Data for processing below:

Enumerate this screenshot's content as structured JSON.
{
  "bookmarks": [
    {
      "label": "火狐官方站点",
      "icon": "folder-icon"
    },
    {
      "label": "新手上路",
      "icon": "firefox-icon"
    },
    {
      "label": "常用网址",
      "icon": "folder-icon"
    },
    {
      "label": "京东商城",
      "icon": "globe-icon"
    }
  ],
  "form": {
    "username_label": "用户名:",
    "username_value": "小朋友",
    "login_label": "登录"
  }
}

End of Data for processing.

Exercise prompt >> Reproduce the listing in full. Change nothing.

Task response >>
Enumerate this screenshot's content as structured JSON.
{
  "bookmarks": [
    {
      "label": "火狐官方站点",
      "icon": "folder-icon"
    },
    {
      "label": "新手上路",
      "icon": "firefox-icon"
    },
    {
      "label": "常用网址",
      "icon": "folder-icon"
    },
    {
      "label": "京东商城",
      "icon": "globe-icon"
    }
  ],
  "form": {
    "username_label": "用户名:",
    "username_value": "小朋友",
    "login_label": "登录"
  }
}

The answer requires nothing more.